DIVERSE CITY: Let us form a diverse city

Published: April 16, 2010
Section: Arts, Etc.

GRAPHIC BY Ariel Wittenberg/The Hoot

Let us form a diverse city, one full of different cultures, races and religions. Let our city be a place where people do not see race, only color. Where people do not judge others by what they wear but instead who they are. Maybe it would even be better if people did not judge at all.

Look around you. Look at all the different kinds of people you see. Choose one person and take a guess about who they are from what you see and what you know about their race, their clothing style, their shoes. Are they religious? What is their sexual orientation? Are they rich? Stylish? Bummy? Whack? Do you think he or she works hard or are they a slacker? Why? What made you decide on the characteristics you have chosen? Do you think the way you interact with them will be affected by this?

Perhaps if we lived in a diverse city, there would be less: less assumption making based on stereotypes, less judging based on outwards appearance. Less jumping to conclusions because of past surprises, more perspective.

We base our assumptions on the knowledge we have acquired and experiences we have had. If someone has a bad experience with a certain group of people, even in knowing that not everyone is they same, they can still become biased. If this same person has a good experience with that same group of people, they then may begin to question their bias or simply realize that it is there. Knowing something to be true and experiencing it are different things.

We can study as hard as we can to learn about different cultures, religions and races. We can read books about the different places in the world and their cultures but until we experience them we can never really know. You can never truly know your limits unless you push yourself. You can never really understand your comfort zone unless you step outside of it. Being in a diverse city does not automatically open our eyes and give us understanding, it simply increases the chances of being exposed to things that make us ask questions and form opinions.

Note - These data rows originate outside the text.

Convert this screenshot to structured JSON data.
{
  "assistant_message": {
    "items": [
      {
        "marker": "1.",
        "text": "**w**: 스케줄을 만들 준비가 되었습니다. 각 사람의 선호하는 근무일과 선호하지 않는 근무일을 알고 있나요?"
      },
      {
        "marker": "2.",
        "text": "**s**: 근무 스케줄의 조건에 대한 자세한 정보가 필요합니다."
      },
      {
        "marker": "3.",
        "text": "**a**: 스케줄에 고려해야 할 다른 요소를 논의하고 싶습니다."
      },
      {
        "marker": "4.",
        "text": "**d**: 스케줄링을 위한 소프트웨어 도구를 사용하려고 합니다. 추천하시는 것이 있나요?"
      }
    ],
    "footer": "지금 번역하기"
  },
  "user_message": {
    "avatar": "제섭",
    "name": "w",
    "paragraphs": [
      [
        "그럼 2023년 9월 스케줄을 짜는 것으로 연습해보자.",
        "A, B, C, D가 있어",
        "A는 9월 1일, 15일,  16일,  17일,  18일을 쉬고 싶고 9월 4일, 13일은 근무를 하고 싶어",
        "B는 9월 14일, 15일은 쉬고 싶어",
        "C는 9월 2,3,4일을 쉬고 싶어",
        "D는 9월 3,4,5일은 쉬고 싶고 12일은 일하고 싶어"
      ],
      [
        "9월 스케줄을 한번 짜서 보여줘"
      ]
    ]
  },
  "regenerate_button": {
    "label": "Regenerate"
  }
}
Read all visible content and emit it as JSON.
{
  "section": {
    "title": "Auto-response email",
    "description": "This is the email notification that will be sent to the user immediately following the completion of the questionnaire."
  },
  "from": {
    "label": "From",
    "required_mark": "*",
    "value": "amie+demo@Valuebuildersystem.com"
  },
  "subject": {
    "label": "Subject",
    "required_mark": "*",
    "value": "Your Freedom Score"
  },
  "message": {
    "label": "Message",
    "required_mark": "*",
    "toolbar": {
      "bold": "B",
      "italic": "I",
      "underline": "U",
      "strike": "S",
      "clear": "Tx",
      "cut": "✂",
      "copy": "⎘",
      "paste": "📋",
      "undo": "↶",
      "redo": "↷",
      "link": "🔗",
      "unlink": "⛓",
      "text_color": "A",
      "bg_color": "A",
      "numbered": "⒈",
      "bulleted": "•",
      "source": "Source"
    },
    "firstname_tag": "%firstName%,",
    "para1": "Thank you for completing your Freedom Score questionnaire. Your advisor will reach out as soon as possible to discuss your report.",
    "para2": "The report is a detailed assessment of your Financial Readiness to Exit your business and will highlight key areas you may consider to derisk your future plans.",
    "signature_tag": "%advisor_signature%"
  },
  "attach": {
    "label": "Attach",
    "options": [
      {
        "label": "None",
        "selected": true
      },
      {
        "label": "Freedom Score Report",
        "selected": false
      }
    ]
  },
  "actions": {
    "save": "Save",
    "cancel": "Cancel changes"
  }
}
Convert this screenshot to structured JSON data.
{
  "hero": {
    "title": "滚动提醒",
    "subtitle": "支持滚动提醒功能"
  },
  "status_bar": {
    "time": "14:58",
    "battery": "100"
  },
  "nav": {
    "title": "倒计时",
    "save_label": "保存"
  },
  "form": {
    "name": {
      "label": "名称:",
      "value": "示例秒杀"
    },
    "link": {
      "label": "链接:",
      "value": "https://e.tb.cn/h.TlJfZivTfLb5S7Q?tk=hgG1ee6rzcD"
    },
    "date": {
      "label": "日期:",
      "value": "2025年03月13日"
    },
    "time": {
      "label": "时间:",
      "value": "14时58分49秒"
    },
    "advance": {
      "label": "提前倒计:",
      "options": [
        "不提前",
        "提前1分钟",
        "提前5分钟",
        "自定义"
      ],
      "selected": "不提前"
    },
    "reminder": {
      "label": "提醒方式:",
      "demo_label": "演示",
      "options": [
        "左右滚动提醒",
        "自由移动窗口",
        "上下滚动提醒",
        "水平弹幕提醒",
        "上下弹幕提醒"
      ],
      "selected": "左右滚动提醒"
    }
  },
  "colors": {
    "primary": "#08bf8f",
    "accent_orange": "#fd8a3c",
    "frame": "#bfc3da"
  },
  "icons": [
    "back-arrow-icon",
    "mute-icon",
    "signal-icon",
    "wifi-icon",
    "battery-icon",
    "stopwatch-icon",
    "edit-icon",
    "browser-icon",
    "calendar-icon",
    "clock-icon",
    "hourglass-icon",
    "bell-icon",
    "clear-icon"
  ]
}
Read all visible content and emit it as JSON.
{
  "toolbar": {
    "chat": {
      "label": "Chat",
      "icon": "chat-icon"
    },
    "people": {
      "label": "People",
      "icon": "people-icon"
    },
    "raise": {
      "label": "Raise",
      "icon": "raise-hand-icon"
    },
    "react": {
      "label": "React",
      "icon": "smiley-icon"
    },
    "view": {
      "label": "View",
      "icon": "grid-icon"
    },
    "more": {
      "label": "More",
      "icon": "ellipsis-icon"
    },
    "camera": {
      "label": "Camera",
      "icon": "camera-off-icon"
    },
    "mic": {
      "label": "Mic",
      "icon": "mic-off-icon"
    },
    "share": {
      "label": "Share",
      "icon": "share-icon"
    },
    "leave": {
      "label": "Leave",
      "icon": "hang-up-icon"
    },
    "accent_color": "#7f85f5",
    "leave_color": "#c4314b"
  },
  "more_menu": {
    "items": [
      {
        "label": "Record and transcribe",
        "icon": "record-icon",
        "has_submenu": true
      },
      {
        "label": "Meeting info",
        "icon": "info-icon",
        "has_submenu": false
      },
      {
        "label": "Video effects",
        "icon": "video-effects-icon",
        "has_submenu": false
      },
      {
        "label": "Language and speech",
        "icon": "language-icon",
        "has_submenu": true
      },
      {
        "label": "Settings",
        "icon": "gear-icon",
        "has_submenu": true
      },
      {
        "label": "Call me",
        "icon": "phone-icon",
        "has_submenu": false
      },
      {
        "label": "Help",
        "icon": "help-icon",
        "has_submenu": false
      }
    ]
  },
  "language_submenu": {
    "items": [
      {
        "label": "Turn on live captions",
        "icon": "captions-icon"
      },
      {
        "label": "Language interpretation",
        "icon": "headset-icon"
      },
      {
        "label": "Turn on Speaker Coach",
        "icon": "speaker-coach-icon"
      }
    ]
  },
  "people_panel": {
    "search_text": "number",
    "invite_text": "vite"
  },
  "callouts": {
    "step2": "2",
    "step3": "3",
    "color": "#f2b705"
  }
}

It simply enables us to know our limits and our weaknesses, it gives us a stronger, more rounded sense of self. Take a moment, take a week, take a few months. Brandeis isn’t perfect but it is a diverse city. Explore it.